▸ ACTIVITY:
When a line in the data below includes "ffffff", pick it out and copy it.

▸ DATASET:

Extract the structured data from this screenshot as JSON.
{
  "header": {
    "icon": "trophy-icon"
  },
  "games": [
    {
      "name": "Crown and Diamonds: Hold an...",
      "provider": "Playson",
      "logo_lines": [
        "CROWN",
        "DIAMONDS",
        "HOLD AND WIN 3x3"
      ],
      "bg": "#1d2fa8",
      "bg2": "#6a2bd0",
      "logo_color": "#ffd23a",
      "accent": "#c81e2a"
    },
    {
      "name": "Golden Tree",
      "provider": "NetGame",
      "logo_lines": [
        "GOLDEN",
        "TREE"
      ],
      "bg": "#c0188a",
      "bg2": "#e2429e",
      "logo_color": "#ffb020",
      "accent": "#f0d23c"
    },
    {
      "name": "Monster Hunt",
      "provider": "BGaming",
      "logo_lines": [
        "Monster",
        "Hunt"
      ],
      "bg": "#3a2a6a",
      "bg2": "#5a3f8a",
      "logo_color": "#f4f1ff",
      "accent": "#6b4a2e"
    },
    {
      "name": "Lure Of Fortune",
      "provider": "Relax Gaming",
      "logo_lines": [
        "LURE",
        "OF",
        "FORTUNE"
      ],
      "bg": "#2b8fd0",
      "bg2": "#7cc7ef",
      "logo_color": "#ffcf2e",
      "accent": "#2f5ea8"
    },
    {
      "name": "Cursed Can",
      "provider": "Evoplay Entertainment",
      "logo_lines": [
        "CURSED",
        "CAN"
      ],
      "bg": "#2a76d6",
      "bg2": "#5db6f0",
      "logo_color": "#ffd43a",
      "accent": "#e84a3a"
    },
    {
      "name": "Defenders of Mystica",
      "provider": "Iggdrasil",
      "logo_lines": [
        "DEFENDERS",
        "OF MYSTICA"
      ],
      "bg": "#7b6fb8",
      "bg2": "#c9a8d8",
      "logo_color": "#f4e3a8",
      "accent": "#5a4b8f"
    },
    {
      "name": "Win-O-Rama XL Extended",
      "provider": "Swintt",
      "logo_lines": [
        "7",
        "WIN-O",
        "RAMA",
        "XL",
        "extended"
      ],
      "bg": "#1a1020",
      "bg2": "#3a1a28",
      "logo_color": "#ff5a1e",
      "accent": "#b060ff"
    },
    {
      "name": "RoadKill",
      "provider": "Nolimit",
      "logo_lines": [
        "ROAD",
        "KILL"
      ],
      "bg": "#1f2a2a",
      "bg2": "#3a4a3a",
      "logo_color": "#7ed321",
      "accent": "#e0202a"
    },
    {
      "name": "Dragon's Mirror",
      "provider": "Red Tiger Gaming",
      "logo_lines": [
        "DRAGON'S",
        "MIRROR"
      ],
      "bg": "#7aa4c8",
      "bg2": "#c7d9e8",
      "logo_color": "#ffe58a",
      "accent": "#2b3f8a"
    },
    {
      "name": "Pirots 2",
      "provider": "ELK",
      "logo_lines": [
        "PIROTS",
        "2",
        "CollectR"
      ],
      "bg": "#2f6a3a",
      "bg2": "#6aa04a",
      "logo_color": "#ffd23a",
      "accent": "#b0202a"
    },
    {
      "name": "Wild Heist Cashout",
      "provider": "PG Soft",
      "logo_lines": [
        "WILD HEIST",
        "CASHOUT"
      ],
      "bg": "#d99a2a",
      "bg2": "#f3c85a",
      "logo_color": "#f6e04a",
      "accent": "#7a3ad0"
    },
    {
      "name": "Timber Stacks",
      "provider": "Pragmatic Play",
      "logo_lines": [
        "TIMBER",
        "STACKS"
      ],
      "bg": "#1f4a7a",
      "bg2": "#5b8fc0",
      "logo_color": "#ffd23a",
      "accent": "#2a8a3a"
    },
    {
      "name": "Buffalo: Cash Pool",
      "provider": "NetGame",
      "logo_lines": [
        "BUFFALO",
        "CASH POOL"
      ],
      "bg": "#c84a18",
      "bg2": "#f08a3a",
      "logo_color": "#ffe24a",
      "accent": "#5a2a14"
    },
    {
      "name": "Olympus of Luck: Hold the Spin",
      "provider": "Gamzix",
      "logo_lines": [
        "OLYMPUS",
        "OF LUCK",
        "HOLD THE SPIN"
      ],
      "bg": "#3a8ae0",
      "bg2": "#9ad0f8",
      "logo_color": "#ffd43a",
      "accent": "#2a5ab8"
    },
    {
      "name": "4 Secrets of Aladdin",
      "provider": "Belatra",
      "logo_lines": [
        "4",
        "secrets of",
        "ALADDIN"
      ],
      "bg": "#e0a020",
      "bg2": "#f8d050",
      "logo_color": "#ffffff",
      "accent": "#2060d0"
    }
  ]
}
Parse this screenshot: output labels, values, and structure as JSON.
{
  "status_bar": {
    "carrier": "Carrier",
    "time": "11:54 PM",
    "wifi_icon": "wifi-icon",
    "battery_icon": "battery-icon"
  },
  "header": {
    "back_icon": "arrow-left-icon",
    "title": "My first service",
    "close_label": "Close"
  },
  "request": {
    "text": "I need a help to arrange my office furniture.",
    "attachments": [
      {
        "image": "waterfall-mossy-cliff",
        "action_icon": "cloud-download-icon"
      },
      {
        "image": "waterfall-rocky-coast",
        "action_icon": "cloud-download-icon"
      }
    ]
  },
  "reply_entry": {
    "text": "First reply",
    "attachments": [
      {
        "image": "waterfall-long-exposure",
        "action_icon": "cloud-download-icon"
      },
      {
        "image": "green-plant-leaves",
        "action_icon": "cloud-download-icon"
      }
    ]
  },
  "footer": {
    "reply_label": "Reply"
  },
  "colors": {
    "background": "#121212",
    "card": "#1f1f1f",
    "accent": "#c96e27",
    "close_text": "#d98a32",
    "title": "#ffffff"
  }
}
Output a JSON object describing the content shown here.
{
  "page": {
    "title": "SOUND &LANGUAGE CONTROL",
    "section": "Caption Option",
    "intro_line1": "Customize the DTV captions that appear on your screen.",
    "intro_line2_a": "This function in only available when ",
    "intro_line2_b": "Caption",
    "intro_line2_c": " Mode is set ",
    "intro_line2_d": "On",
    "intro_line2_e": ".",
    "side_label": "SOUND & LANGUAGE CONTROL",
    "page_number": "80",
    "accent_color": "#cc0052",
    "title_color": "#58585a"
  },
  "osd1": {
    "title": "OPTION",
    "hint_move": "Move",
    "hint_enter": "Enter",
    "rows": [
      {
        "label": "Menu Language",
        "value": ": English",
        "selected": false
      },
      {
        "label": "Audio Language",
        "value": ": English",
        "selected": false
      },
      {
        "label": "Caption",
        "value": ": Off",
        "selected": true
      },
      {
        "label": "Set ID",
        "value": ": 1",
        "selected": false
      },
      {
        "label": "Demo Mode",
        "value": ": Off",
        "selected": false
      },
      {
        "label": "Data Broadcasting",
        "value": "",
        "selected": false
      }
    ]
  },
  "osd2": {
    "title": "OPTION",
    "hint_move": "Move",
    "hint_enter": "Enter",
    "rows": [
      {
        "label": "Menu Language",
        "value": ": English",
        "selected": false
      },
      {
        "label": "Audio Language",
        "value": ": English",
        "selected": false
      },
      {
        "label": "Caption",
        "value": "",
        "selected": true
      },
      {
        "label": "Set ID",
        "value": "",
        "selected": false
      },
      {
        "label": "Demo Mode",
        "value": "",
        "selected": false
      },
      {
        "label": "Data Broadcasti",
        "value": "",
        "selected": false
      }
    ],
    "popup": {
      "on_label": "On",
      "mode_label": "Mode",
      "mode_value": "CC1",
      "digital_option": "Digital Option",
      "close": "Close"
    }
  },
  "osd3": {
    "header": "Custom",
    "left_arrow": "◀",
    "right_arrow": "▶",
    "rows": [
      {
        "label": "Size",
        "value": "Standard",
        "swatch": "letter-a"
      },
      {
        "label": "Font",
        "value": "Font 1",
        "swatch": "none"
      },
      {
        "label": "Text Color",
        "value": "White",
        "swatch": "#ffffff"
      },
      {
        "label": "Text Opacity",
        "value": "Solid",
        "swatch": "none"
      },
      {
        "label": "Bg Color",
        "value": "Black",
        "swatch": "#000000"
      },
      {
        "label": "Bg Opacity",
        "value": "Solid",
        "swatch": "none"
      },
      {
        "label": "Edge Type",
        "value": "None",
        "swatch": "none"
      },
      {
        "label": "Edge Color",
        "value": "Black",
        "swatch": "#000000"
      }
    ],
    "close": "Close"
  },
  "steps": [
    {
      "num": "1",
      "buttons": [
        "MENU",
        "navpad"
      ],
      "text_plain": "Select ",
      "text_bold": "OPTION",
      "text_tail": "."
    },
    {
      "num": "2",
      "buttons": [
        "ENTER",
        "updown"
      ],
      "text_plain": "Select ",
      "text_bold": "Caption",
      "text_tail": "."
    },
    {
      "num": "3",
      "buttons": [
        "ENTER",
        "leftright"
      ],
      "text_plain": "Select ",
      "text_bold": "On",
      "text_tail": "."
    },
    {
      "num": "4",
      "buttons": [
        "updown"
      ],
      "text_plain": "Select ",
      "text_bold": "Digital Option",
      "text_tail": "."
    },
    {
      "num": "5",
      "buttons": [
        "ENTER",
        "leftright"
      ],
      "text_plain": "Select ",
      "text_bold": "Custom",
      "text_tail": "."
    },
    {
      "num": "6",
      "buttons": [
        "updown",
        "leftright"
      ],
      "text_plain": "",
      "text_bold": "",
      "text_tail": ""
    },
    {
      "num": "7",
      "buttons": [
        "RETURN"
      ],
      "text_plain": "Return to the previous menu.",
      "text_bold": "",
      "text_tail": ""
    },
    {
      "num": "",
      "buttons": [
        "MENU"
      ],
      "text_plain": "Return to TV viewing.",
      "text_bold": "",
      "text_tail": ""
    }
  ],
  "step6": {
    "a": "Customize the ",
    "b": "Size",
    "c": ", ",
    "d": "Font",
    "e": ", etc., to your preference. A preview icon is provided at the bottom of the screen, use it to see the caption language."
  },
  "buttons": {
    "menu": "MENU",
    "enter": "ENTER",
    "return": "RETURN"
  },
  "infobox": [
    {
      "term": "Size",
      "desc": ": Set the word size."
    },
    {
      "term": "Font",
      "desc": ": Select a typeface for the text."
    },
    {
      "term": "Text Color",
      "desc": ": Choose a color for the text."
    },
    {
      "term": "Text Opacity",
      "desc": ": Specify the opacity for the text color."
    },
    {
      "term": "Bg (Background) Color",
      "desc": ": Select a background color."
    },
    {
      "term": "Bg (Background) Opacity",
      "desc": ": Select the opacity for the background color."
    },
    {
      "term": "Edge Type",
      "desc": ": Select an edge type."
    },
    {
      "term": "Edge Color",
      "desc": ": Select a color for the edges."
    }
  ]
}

▸ YOUR RESPONSE:
      "logo_color": "#ffffff",
    "title": "#ffffff"
        "swatch": "#ffffff"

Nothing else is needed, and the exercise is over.